Marco now owns more than 30 restaurants and pubs across the country. His empire includes the Wheelers of St James restaurant at Yateley in Hampshire and the King’s Arms in Fernhurst, West Sussex.

His Marco restaurant at Chelsea’s Stamford Bridge home is the result of a collaboration with football club owner Roman Abramovich.

But he says it’s the pubs that he’s most proud of.

Marco explains: ‘I like making and building them because a lot of the pubs I get are in quite a dilapidated state.

‘They are quite old, but pretty. I spend a lot of my time now restoring pubs.’

Having made a name for himself in the kitchen, he is not too impressed by today’s ‘celebrity’ chefs who trade on their fame.

He says: ‘I think a chef’s place is behind his stove, and when I retired from cooking in 1999 I told the world that.

‘I didn’t pretend that I cooked when I didn’t.

‘I think people that are going to your restaurants actually want you to cook their dinner. Maybe I’m wrong.’

As well as branching out into owning pubs and restaurants, Marco is now the face of Knorr.

The best advice he believes he can give to people when cooking at home is to keep it simple.

Marco explains: ‘Why make it complicated? I tend to make risotto, or a big bowl of pasta.

‘It’s about keeping it simple at home and making it tasty. It’s as simple as that.’

He adds: ‘But people do like to experiment and get excited about food.’

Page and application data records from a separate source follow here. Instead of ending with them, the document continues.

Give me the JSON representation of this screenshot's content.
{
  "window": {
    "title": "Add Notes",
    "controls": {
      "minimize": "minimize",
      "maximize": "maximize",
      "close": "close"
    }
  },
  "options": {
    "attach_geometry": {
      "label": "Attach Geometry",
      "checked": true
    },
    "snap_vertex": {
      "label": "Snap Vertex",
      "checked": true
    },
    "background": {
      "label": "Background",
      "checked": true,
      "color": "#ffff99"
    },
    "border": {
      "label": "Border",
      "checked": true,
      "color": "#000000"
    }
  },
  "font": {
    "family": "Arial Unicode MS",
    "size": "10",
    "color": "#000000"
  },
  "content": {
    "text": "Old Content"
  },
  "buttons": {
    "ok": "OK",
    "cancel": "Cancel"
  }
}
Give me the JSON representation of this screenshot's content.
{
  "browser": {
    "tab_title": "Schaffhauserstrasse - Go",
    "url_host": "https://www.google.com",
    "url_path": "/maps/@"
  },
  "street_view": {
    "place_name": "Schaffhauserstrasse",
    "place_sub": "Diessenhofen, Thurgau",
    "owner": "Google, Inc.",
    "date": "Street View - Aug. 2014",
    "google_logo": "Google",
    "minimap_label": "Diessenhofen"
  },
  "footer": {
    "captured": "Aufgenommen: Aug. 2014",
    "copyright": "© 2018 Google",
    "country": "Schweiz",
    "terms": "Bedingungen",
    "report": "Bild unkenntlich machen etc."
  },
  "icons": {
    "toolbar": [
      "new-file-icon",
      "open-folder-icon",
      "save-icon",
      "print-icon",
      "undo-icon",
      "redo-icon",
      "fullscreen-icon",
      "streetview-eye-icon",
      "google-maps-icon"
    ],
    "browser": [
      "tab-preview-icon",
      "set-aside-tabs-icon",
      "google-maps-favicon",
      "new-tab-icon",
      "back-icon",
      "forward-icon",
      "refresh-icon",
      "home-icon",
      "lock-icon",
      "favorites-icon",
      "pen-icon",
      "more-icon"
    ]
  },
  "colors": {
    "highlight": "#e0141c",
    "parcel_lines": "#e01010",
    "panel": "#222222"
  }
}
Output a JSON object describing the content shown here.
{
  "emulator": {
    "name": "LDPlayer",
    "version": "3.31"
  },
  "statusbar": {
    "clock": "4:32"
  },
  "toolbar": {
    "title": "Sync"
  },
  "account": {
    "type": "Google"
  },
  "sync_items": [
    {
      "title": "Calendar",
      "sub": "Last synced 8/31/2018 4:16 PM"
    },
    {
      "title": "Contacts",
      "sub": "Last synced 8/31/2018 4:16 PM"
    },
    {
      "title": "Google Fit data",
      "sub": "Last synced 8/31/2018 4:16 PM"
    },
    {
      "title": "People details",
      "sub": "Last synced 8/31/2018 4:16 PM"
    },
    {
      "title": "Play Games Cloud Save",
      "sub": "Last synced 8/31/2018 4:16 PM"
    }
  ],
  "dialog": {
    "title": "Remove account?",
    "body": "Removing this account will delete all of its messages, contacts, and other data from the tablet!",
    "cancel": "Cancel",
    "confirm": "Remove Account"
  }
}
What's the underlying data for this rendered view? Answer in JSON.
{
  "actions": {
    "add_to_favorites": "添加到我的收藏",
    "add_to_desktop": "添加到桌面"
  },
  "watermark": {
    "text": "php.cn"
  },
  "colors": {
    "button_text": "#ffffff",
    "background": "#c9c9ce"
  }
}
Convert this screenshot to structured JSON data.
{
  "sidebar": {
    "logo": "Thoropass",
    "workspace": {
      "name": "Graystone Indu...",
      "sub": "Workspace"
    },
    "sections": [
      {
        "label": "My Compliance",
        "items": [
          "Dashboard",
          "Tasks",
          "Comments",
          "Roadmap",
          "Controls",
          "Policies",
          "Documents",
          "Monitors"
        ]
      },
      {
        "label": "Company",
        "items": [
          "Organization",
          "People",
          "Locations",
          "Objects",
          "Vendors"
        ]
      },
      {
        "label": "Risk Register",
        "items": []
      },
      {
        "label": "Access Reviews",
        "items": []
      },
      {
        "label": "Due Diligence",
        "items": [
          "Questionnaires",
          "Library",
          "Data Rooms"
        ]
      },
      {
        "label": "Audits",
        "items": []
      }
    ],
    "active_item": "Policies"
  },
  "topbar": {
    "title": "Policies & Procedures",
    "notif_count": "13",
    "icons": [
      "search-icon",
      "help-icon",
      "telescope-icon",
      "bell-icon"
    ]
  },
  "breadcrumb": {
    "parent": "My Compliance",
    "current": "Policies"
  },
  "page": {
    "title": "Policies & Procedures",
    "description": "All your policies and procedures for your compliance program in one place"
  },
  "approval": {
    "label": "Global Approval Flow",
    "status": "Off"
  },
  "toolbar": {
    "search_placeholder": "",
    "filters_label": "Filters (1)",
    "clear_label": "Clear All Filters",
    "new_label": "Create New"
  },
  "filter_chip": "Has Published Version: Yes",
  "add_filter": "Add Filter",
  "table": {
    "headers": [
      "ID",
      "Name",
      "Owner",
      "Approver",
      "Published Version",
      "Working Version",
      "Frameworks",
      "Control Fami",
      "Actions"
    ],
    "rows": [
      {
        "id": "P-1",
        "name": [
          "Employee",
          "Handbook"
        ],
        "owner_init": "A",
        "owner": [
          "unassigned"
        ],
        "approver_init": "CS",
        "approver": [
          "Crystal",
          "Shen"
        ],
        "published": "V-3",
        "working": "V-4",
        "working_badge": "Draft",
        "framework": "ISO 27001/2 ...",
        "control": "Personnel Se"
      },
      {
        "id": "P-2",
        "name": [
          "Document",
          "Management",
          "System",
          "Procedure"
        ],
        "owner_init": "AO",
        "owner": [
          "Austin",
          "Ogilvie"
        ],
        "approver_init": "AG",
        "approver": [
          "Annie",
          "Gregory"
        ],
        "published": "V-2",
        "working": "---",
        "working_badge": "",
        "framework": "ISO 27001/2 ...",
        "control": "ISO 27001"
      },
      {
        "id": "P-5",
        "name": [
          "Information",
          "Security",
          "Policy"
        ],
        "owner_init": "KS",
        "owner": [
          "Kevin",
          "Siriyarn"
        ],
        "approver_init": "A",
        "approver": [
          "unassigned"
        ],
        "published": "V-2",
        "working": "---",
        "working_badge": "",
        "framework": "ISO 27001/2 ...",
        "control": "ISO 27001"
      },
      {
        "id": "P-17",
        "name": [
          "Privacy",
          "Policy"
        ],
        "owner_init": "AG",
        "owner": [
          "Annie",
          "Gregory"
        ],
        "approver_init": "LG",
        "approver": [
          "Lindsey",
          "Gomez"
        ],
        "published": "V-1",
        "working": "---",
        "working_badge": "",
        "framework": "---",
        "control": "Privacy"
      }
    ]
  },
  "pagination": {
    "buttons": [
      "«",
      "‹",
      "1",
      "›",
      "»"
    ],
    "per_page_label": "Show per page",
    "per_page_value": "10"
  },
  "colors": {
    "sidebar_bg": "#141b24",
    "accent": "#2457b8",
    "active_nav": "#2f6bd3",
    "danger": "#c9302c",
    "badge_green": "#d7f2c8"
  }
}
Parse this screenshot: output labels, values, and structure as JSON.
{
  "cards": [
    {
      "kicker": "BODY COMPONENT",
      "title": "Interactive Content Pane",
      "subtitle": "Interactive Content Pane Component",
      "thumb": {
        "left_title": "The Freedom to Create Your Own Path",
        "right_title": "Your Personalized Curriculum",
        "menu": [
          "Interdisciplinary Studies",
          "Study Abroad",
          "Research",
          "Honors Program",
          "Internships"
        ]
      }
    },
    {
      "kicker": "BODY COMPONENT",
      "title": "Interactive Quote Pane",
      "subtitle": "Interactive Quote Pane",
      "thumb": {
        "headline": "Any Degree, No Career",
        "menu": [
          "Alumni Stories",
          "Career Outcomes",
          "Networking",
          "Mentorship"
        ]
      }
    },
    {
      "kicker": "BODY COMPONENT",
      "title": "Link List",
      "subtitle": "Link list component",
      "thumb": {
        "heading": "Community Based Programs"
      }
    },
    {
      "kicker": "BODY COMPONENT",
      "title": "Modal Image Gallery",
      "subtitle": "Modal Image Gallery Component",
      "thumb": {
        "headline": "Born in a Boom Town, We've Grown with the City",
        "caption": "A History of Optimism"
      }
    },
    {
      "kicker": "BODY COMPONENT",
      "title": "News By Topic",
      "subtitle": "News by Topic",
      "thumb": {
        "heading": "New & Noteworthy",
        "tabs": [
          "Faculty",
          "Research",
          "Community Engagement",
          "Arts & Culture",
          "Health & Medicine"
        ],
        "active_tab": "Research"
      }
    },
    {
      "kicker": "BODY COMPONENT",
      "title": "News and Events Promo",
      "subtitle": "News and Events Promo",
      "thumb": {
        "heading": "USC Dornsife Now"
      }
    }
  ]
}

Looking back at everything he’s achieved in his career, Marco says he doesn’t think he is a particularly ambitious person.

He reveals: ‘If anything I’m ambitious by default.

‘I do my job well, but I don’t work any harder than anybody else.

‘Some people go sailing, some people go fishing. My pastime now is building and developing businesses and pubs.’

It’s all a far cry from those early days as he sought to establish himself as a chef in the tough culinary world.

He says: ‘I don’t put myself under the same kind of pressure I used to be under as a young man.

‘I just enjoy my life now.’

BIOGRAPHY

Marco Pierre White was born in Leeds in 1961 and left school without any qualifications.

He decided to train as a chef and began working in the kitchen at the Hotel St George in Harrogate, North Yorkshire and later at the Box Tree in Ilkley, West Yorkshire.

He moved to London at 16 with ‘£7.36, a box of books and a bag of clothes’. By the time he was 24 he was head chef and joint owner of Harveys restaurant.

Among those who worked for him earlier on in their careers are Gordon Ramsay and Heston Blumenthal.

MARCo’S STEAK AU POIVRE

Ingredients:

2 fillet steaks (180g each)

1 tablespoon extra virgin olive oil

50ml Double cream

25ml Worcestershire sauce

Professional Mixed Peppercorns Puree

Beef Paste Bouillon

Method:

1. Mix the Beef Paste Bouillon with the olive oil in a bowl to make a paste.

2. Massage the paste into one side of the steaks and place paste side down in a heavy base dry, non-stick pan.

3. Season the remaining side and add a teaspoon of Professional Mixed Peppercorns Puree with the Worcestershire sauce to the simmering pan.

4. Reduce the Worcestershire sauce and continue to cook the steak, searing both sides.

5. Add the double cream, simmer and serve.